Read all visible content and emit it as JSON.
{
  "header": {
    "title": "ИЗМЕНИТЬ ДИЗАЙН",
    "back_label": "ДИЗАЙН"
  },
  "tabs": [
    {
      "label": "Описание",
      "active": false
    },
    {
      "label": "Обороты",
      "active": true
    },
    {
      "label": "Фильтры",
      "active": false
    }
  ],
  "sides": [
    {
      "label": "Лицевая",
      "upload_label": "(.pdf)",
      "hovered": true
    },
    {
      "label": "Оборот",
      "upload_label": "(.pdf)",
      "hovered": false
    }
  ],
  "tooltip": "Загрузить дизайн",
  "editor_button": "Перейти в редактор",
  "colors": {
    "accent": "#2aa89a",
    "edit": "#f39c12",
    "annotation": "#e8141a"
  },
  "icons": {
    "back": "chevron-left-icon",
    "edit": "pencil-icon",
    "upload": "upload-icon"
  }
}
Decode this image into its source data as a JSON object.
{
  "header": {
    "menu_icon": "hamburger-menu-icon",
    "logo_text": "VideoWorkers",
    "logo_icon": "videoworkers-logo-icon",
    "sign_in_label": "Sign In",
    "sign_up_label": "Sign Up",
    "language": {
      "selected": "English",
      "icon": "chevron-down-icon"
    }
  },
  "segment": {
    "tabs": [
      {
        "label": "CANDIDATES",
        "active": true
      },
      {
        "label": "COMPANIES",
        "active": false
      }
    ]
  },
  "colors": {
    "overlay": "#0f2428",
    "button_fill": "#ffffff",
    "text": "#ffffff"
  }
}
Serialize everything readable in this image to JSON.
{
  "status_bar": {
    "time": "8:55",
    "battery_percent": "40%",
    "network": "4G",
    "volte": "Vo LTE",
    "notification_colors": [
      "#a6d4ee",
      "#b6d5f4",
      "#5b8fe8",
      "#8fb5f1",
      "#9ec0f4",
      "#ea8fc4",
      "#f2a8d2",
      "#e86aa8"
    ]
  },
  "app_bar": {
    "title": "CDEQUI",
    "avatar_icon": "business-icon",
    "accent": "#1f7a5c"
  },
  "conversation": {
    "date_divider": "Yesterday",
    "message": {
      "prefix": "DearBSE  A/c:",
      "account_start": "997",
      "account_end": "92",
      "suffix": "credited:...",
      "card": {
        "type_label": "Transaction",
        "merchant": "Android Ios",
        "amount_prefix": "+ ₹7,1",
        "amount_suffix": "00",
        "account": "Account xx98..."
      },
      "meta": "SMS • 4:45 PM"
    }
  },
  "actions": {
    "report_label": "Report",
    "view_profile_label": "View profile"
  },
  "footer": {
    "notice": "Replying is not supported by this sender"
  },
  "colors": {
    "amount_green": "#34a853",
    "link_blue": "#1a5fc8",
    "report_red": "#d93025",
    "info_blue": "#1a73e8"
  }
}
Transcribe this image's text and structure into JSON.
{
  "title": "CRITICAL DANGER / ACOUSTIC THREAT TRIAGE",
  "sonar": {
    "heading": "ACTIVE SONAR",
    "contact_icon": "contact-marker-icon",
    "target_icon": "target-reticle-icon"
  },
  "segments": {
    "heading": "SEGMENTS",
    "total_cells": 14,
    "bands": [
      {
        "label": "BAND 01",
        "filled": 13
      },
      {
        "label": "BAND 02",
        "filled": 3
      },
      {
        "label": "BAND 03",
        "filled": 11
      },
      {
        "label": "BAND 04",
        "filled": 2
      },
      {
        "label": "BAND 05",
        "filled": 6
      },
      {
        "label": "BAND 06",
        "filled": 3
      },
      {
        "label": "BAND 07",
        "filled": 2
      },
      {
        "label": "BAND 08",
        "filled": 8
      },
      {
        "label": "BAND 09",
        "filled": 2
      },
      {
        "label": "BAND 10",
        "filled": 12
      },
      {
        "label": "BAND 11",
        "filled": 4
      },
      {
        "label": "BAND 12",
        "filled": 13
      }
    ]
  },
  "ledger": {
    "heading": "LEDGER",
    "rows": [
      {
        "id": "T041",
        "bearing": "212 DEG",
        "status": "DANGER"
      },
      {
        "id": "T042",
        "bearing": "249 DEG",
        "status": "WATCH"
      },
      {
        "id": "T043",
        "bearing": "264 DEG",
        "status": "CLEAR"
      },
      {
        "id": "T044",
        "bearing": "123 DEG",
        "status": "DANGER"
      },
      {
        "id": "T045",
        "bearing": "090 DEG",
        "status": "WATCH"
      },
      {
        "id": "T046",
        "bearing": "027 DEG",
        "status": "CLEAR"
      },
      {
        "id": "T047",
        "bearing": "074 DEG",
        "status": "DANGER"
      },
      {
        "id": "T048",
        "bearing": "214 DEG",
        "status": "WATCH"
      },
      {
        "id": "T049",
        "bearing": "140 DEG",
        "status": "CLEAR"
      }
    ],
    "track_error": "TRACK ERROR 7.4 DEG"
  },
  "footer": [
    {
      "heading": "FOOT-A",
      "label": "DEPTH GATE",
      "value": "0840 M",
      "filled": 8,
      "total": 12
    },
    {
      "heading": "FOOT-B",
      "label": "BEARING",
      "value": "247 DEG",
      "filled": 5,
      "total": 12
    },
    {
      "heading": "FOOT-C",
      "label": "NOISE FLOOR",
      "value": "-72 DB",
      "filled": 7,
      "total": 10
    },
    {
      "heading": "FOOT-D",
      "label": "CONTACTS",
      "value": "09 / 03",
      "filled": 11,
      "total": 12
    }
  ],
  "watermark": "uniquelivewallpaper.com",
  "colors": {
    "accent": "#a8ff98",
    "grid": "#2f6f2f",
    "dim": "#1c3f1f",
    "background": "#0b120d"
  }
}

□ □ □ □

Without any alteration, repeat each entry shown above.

» **WRITTEN ANSWER**:
Read all visible content and emit it as JSON.
{
  "header": {
    "title": "ИЗМЕНИТЬ ДИЗАЙН",
    "back_label": "ДИЗАЙН"
  },
  "tabs": [
    {
      "label": "Описание",
      "active": false
    },
    {
      "label": "Обороты",
      "active": true
    },
    {
      "label": "Фильтры",
      "active": false
    }
  ],
  "sides": [
    {
      "label": "Лицевая",
      "upload_label": "(.pdf)",
      "hovered": true
    },
    {
      "label": "Оборот",
      "upload_label": "(.pdf)",
      "hovered": false
    }
  ],
  "tooltip": "Загрузить дизайн",
  "editor_button": "Перейти в редактор",
  "colors": {
    "accent": "#2aa89a",
    "edit": "#f39c12",
    "annotation": "#e8141a"
  },
  "icons": {
    "back": "chevron-left-icon",
    "edit": "pencil-icon",
    "upload": "upload-icon"
  }
}
Decode this image into its source data as a JSON object.
{
  "header": {
    "menu_icon": "hamburger-menu-icon",
    "logo_text": "VideoWorkers",
    "logo_icon": "videoworkers-logo-icon",
    "sign_in_label": "Sign In",
    "sign_up_label": "Sign Up",
    "language": {
      "selected": "English",
      "icon": "chevron-down-icon"
    }
  },
  "segment": {
    "tabs": [
      {
        "label": "CANDIDATES",
        "active": true
      },
      {
        "label": "COMPANIES",
        "active": false
      }
    ]
  },
  "colors": {
    "overlay": "#0f2428",
    "button_fill": "#ffffff",
    "text": "#ffffff"
  }
}
Serialize everything readable in this image to JSON.
{
  "status_bar": {
    "time": "8:55",
    "battery_percent": "40%",
    "network": "4G",
    "volte": "Vo LTE",
    "notification_colors": [
      "#a6d4ee",
      "#b6d5f4",
      "#5b8fe8",
      "#8fb5f1",
      "#9ec0f4",
      "#ea8fc4",
      "#f2a8d2",
      "#e86aa8"
    ]
  },
  "app_bar": {
    "title": "CDEQUI",
    "avatar_icon": "business-icon",
    "accent": "#1f7a5c"
  },
  "conversation": {
    "date_divider": "Yesterday",
    "message": {
      "prefix": "DearBSE  A/c:",
      "account_start": "997",
      "account_end": "92",
      "suffix": "credited:...",
      "card": {
        "type_label": "Transaction",
        "merchant": "Android Ios",
        "amount_prefix": "+ ₹7,1",
        "amount_suffix": "00",
        "account": "Account xx98..."
      },
      "meta": "SMS • 4:45 PM"
    }
  },
  "actions": {
    "report_label": "Report",
    "view_profile_label": "View profile"
  },
  "footer": {
    "notice": "Replying is not supported by this sender"
  },
  "colors": {
    "amount_green": "#34a853",
    "link_blue": "#1a5fc8",
    "report_red": "#d93025",
    "info_blue": "#1a73e8"
  }
}
Transcribe this image's text and structure into JSON.
{
  "title": "CRITICAL DANGER / ACOUSTIC THREAT TRIAGE",
  "sonar": {
    "heading": "ACTIVE SONAR",
    "contact_icon": "contact-marker-icon",
    "target_icon": "target-reticle-icon"
  },
  "segments": {
    "heading": "SEGMENTS",
    "total_cells": 14,
    "bands": [
      {
        "label": "BAND 01",
        "filled": 13
      },
      {
        "label": "BAND 02",
        "filled": 3
      },
      {
        "label": "BAND 03",
        "filled": 11
      },
      {
        "label": "BAND 04",
        "filled": 2
      },
      {
        "label": "BAND 05",
        "filled": 6
      },
      {
        "label": "BAND 06",
        "filled": 3
      },
      {
        "label": "BAND 07",
        "filled": 2
      },
      {
        "label": "BAND 08",
        "filled": 8
      },
      {
        "label": "BAND 09",
        "filled": 2
      },
      {
        "label": "BAND 10",
        "filled": 12
      },
      {
        "label": "BAND 11",
        "filled": 4
      },
      {
        "label": "BAND 12",
        "filled": 13
      }
    ]
  },
  "ledger": {
    "heading": "LEDGER",
    "rows": [
      {
        "id": "T041",
        "bearing": "212 DEG",
        "status": "DANGER"
      },
      {
        "id": "T042",
        "bearing": "249 DEG",
        "status": "WATCH"
      },
      {
        "id": "T043",
        "bearing": "264 DEG",
        "status": "CLEAR"
      },
      {
        "id": "T044",
        "bearing": "123 DEG",
        "status": "DANGER"
      },
      {
        "id": "T045",
        "bearing": "090 DEG",
        "status": "WATCH"
      },
      {
        "id": "T046",
        "bearing": "027 DEG",
        "status": "CLEAR"
      },
      {
        "id": "T047",
        "bearing": "074 DEG",
        "status": "DANGER"
      },
      {
        "id": "T048",
        "bearing": "214 DEG",
        "status": "WATCH"
      },
      {
        "id": "T049",
        "bearing": "140 DEG",
        "status": "CLEAR"
      }
    ],
    "track_error": "TRACK ERROR 7.4 DEG"
  },
  "footer": [
    {
      "heading": "FOOT-A",
      "label": "DEPTH GATE",
      "value": "0840 M",
      "filled": 8,
      "total": 12
    },
    {
      "heading": "FOOT-B",
      "label": "BEARING",
      "value": "247 DEG",
      "filled": 5,
      "total": 12
    },
    {
      "heading": "FOOT-C",
      "label": "NOISE FLOOR",
      "value": "-72 DB",
      "filled": 7,
      "total": 10
    },
    {
      "heading": "FOOT-D",
      "label": "CONTACTS",
      "value": "09 / 03",
      "filled": 11,
      "total": 12
    }
  ],
  "watermark": "uniquelivewallpaper.com",
  "colors": {
    "accent": "#a8ff98",
    "grid": "#2f6f2f",
    "dim": "#1c3f1f",
    "background": "#0b120d"
  }
}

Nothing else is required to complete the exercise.